The physical properties of three surgical probes containing different radiation detectors are compared: a Nal(Tl) scintillator with a flexible, fiber-optic light guide, and two semiconductor detectors that operate at room temperature, CdTe and Hgl2. Also compared are spectra, energy resolutions, and counting efficiencies measured at a variety of gamma-ray energies between 30 and 1000 keV. The energy resolution of the NaI probe is substantially poorer than that of either semiconductor probe due in part to light losses in coupling the scintillator to the fiber optics. The semiconductor probes have complex spectral response due to charge-carrier trapping and K x-ray escape, and not all photoelectric interactions in these detectors contribute to the useful part of the photopeak. Above 120 keV the counting efficiency for the NaI probe is an order of magnitude higher than for the CdTe and Hgl2probes.
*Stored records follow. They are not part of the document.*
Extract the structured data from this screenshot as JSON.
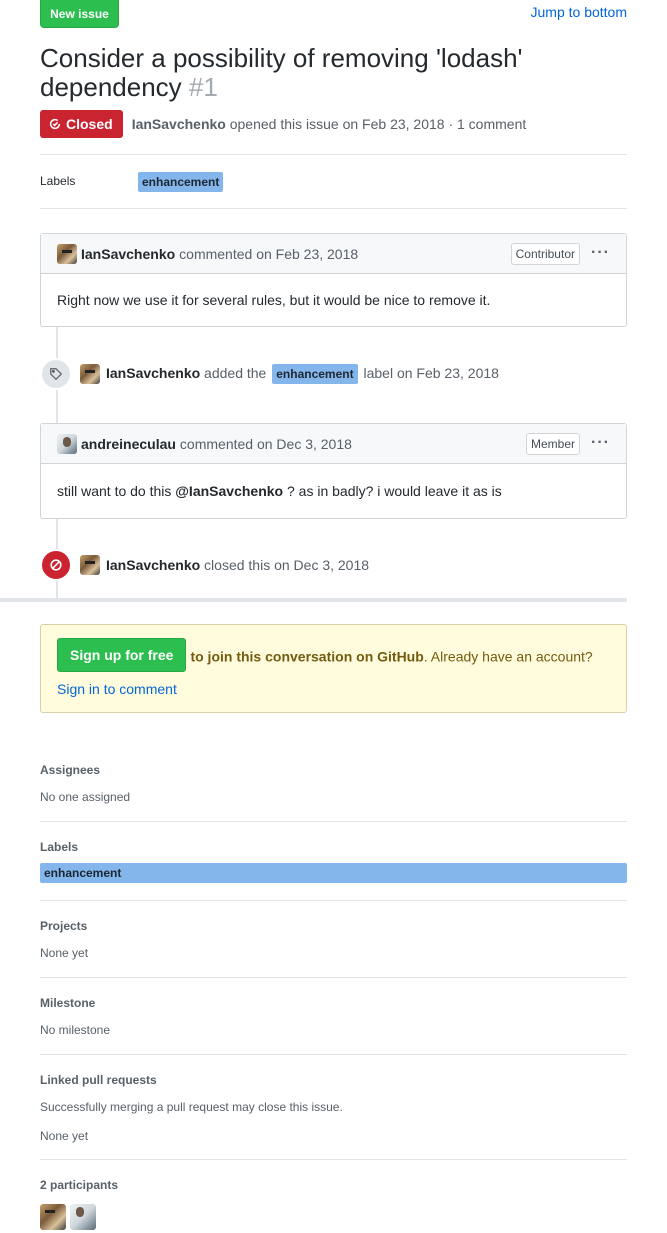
{
  "header": {
    "new_issue_label": "New issue",
    "jump_label": "Jump to bottom"
  },
  "issue": {
    "title": "Consider a possibility of removing 'lodash' dependency",
    "number": "#1",
    "state": "Closed",
    "author": "IanSavchenko",
    "opened_text": "opened this issue on Feb 23, 2018 · 1 comment",
    "labels_title": "Labels",
    "label": "enhancement"
  },
  "timeline": {
    "comment1": {
      "author": "IanSavchenko",
      "when": "commented on Feb 23, 2018",
      "role": "Contributor",
      "menu": "···",
      "body": "Right now we use it for several rules, but it would be nice to remove it."
    },
    "label_event": {
      "author": "IanSavchenko",
      "pre": "added the",
      "label": "enhancement",
      "post": "label on Feb 23, 2018"
    },
    "comment2": {
      "author": "andreineculau",
      "when": "commented on Dec 3, 2018",
      "role": "Member",
      "menu": "···",
      "body_pre": "still want to do this",
      "mention": "@IanSavchenko",
      "body_post": "? as in badly? i would leave it as is"
    },
    "close_event": {
      "author": "IanSavchenko",
      "text": "closed this on Dec 3, 2018"
    }
  },
  "signup": {
    "button": "Sign up for free",
    "strong_text": "to join this conversation on GitHub",
    "middle_text": ". Already have an account?",
    "link": "Sign in to comment"
  },
  "sidebar": {
    "assignees": {
      "title": "Assignees",
      "value": "No one assigned"
    },
    "labels": {
      "title": "Labels",
      "value": "enhancement"
    },
    "projects": {
      "title": "Projects",
      "value": "None yet"
    },
    "milestone": {
      "title": "Milestone",
      "value": "No milestone"
    },
    "linked_prs": {
      "title": "Linked pull requests",
      "hint": "Successfully merging a pull request may close this issue.",
      "value": "None yet"
    },
    "participants": {
      "title": "2 participants"
    }
  },
  "colors": {
    "closed_red": "#cb2431",
    "green": "#2cbe4e",
    "label_blue": "#84b6eb",
    "link_blue": "#0366d6"
  }
}
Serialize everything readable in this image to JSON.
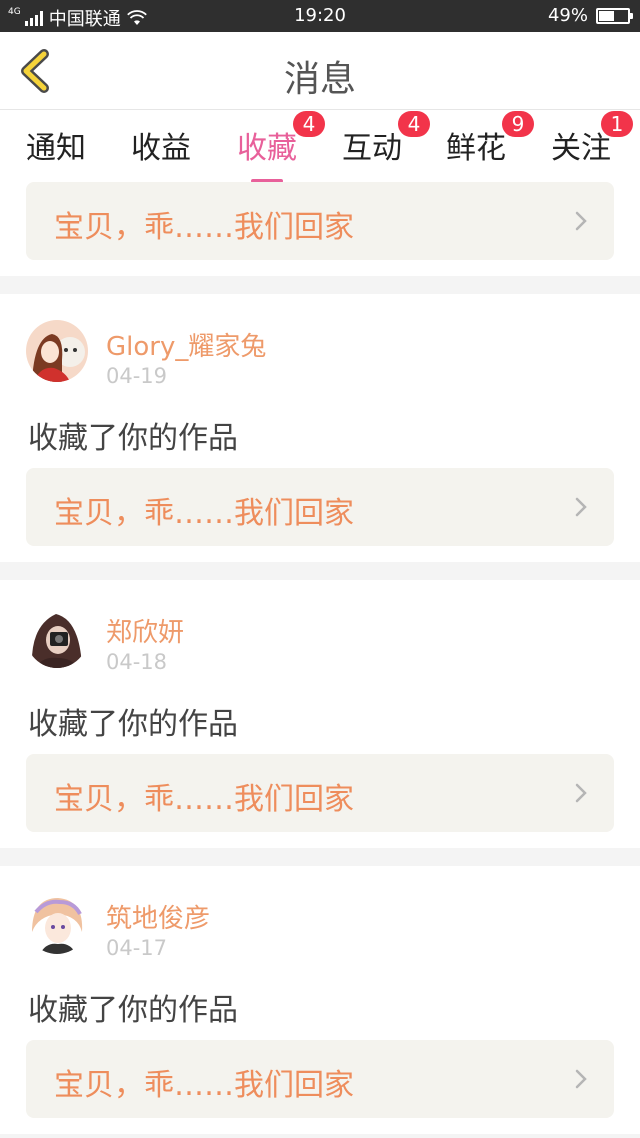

Both energy resolution and counting efficiency are slightly better for the Hgl2probe than for the CdTe probe.
ASJC Scopus subject areas
- Radiology Nuclear Medicine and imaging